_WORK REQUIRED_:
Look for "auto" in the records and copy every line that has it.

*** Opening of SUPPLIED ENTRIES ***

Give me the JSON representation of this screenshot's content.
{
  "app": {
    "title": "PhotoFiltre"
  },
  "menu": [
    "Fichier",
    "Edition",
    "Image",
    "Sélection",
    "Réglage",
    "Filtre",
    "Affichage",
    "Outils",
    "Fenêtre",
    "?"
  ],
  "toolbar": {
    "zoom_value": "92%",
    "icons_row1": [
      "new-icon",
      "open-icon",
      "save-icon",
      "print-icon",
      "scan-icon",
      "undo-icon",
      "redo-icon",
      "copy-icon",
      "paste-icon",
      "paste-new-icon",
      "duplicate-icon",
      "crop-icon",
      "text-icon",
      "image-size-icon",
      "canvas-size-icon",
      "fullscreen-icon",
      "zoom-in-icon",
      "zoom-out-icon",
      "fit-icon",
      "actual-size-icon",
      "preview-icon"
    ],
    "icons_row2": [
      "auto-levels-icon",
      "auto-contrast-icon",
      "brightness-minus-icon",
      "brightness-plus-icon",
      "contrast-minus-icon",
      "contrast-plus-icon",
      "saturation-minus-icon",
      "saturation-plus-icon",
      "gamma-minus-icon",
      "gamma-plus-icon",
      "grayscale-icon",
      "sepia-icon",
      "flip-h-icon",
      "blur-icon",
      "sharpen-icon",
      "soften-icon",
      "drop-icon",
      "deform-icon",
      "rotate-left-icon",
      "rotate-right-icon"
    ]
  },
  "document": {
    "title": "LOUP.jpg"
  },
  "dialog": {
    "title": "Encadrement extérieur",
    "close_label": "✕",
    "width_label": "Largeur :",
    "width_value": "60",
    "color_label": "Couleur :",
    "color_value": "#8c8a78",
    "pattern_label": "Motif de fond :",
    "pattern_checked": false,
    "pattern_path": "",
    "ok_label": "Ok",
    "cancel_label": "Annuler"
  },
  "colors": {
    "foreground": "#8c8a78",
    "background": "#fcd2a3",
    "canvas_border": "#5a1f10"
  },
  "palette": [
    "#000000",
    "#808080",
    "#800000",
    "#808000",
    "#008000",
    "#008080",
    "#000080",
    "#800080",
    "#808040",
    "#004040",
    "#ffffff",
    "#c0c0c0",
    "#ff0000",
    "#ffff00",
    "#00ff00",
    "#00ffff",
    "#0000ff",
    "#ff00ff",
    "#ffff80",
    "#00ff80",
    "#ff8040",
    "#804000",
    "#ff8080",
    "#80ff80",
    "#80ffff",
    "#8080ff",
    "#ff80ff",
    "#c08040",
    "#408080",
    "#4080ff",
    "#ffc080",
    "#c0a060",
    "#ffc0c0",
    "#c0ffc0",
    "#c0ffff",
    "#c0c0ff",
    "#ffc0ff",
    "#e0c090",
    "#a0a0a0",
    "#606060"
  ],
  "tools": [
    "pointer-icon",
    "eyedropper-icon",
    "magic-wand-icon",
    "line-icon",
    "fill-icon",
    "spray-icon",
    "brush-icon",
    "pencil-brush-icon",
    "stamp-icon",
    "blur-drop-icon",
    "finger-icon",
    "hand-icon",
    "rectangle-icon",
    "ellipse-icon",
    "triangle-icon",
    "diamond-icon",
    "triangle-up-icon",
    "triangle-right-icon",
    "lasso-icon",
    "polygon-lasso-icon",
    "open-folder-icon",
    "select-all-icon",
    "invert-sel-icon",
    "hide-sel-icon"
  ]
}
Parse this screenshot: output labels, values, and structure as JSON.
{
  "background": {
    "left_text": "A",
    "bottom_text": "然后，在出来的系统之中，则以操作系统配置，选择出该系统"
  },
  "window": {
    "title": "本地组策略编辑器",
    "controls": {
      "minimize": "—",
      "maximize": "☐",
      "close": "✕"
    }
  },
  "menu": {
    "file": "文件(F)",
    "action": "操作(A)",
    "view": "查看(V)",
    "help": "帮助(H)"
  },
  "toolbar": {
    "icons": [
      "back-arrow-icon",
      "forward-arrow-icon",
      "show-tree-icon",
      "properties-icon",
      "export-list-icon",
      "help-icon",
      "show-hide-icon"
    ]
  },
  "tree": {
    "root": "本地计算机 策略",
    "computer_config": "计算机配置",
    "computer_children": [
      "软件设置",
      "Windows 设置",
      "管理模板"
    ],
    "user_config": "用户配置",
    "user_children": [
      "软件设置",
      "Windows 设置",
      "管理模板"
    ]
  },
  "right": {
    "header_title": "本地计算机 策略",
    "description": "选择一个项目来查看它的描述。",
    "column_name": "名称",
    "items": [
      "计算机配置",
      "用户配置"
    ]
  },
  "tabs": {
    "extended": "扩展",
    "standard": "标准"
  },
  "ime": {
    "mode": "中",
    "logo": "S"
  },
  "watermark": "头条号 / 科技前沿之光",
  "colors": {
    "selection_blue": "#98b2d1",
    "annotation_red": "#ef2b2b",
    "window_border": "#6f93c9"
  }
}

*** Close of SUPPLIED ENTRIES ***

_EXERCISE SOLUTION_:
      "auto-levels-icon",
      "auto-contrast-icon",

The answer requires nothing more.